Overall User Score
Based on 6 reviews
It’s been five years since Volkswa… I mean since Audi entered the midengine supercar world with the R8. Back then it was a beast of a luxury sports car, with Audi’s legendary quattro AWD system and a refined 4.2-liter V8. The quattro AWD has stuck around, but the R8 has gained weight in recent years. Thankfully, a good portion of it can be attributed to the addition of two extra cylinders in the form of a 5.2-liter, DOHC V10 engine. At 4 valves per cylinder, that’s 40 valves chattering behind your head, helping to deliver 518 hp at a stratospheric 8,000 rpm, not to mention 391 lb-ft of torque 1,500 rpm earlier.
That’s enough to allow the R8 to finally bust the 4-second 0-60 mph barrier, putting it that much closer to its cousin, the Lamborghini Gallardo. And while the R8’s chassis, six-speed manual transmission and floorpan are all based on the Gallardo, don’t believe people who tell you the V10 was stolen from the Italians as well. It’s easy to forget that while the Lambo does use a version of that engine, they themselves got it from Audi, specifically from the S6 and S8. All in the family.
The rest of the car is purely Teutonic, however, and the guys at Audi AG’s quattro GmbH high-performance subsidiary were the real minds behind this midengine mayhem. Audi itself is the reason we’re getting only the six-speed R tronic single-clutch semi-automatic transmission, as opposed to the S tronic dual-clutch setup. They feel the current iteration simply couldn’t handle the torque the big V10 produces, and considering the R8 ships only 2,500 units per year, they aren’t keen on spending the money to upgrade one. For shame.
Still, the R8 gets plenty of high tech, from the infrared-reflecting seat materials to the aluminum monocoque spaceframe. That V10 is aluminum as well, although the R8 still manages to tip the scales at more than 3,500 pounds.
That said, if you don’t mind the extra weight, Audi has another option for you – the R8 Spyder. Weighing 300 more pounds than the Coupe, the Spyder offers a power ragtop that will fold like an unlucky card player at speeds up to 30 mph. The Spyder loses the divisive – pun definitely intended – “sideblades” that angle up the flanks of the Coupe, and this only highlights the R8’s 174.6-inch length, giving it a definitive stretched look.

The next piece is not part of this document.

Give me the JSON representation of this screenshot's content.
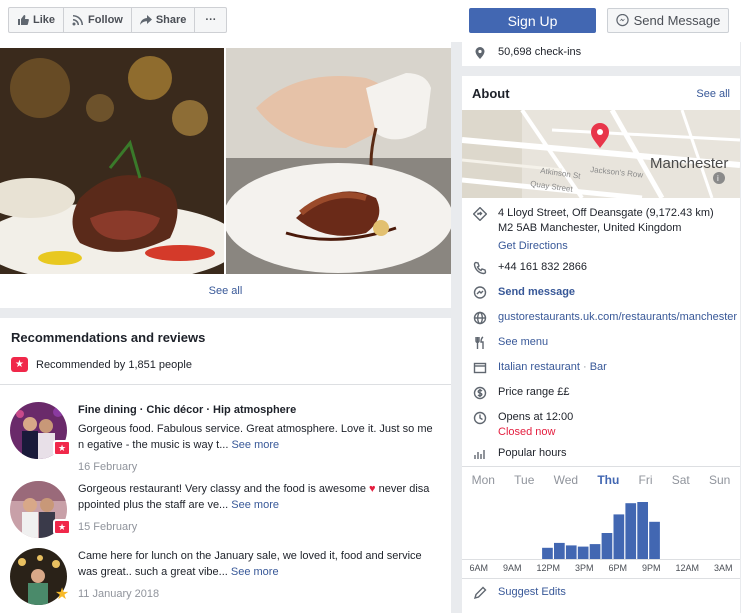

Regardless of the R8 you choose, you’ll be treated to leather upholstery on its heated 10-way power seats, a 465-watt Bang & Olufsen sound system, adjustable suspension with magnetic dampers and a long list of electronic safety features in the form of the Bosch ESP 8.0 Electronic Stability Programme. This offers ABS, electronic brakeforce distribution, Anti-Slip Regulation (ASR) and Electronic Differential Lock (EDL). You’ll also get the distinctive all-LED headlamps that made headlines as a first-ever not just for Audi, but the rest of the world as well.
So now you have yet another option for 200-mph motoring with the top down, and while the Spyder is big news for Audi, the real interest will be in how Lamborghini responds. When the R8 was V8 powered, the distinction between it and the Gallardo was obvious. Now, with both vehicles producing Spyder versions, both with V10 power and performance numbers with negligible differences, something will have to be done to draw that distinction again.
And that’s good news for everyone.
A CarGurus contributor since 2008, Michael started his career writing about cars with the SCCA - winning awards during his time as editor of Top End magazine. Since then, his journalistic travels have taken him from NY to Boston to CA, completing a cross-country tour on a restored vintage Suzuki. While his preference is for fine German automobiles - and the extra leg room they so often afford - his first automobile memories center around impromptu Mustang vs. Corvette races down the local highway, in the backseat of his father's latest acquisition.